Mangrove is absolutely the film that deserves to open this year’s London Film Festival. Steve McQueen’s latest – one of four made-for-TV films due for broadcast on the BBC later this year – is brittle, coarse and incredibly hard to watch – but it’s also hugely uplifting and has never felt more timely.
Based on the real-life events surrounding the Mangrove restaurant in Notting Hill in the late 60s and early 70s, the thematic focus is of course on racial aggression at the hands of the Metropolitan police – and each time a slur is uttered, or the black-owned business is trashed by the police, led by constable Pulley (Sam Spruell, spewing venom), it’s increasingly hard to stomach. It’s testament to how effectively McQueen constructs Mangrove as the hub of the black Notting Hill community, and how likeable its inhabitants are, that seeing such awful abuse of power is so harrowing.
The main rebel against the police’s relentless racism is Frank Crichlow (Shaun Parkes), a commanding lead performance which oozes charisma but also respect. He’s clearly looked up to throughout the community – even hiring lawyers to assist the younger men on knowing their legal rights when arrested – and he’s a true leader. Parkes’ performance is one of measured control but also unbridled rage in equal measure, particularly in the film’s truly fabulous second half: a tense, utterly gripping, Sorkin-esque courtroom battle that grips you and simply refuses to let go.
Every part of this second half is meticulously planned and utterly enthralling, from the snide, micro-aggressive nature of the judge (Alex Jennings) to the long takes that expertly frame the cast’s performances as they pour their heart out to the jury. Letitia Wright particularly shines here as Altheia, one of the famous ‘Mangrove Nine’ who embodies the role of a leader in the same vein as Frank, showing some superb range and proving why she’s one of cinema’s most prolific upcoming talents.
Yet best of all, it’s such an important story to be told, and it’s such a relief that a black director as prolific and celebrated as McQueen helmed this project. It’s a story many will not have heard, and this will certainly bring attention to police and judicial injustices that are sadly still just as prevalent as ever, as the past six months has gravely demonstrated. That said, McQueen is very sensitive in how he handles such incendiary real-life material: scenes of police violence, as distressing as they are, are handled with such panache as to avoid gratuity totally. It’s a remarkably controlled and sensitive way of telling the story, anchored through its characters rather than its action, which works so successfully when each individual is expertly crafted.

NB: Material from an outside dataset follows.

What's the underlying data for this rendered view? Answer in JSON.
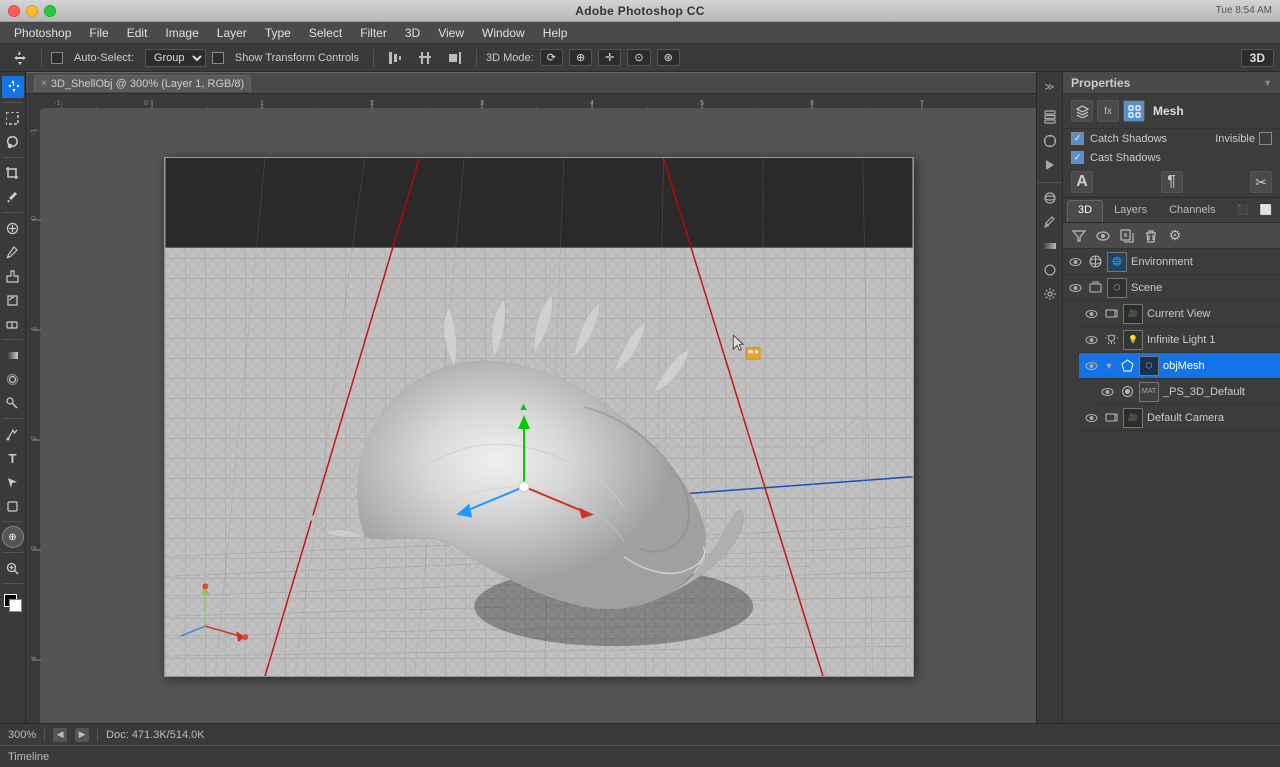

And with a story so necessary to hear, McQueen and co-screenwriter Alastair Siddons execute the time period and historical context brilliantly. The set design is truly perfect – this really feels like 1960s London, from the vehicle design to the signs adorning shop windows – and the beautiful soundtrack, mainly comprising of reggae and soul, stunningly sets the jovial atmosphere of the Notting Hill community.
What McQueen and co do with Mangrove is so important. They take a relatively unknown yet disturbingly timely story and turn it into one of the most gripping courtroom dramas of this century. Every performance is crafted incredibly, from Letitia Wright’s simmering anger and passion to Sam Spruell’s repugnant hatred, representing the almost insurmountable levels of institutional racism black communities have faced and continue to face. Its message is as timely as ever, and the film so deftly executes everything it aims for. A truly outstanding British film that deserves its place as the public’s introduction to London Film Festival.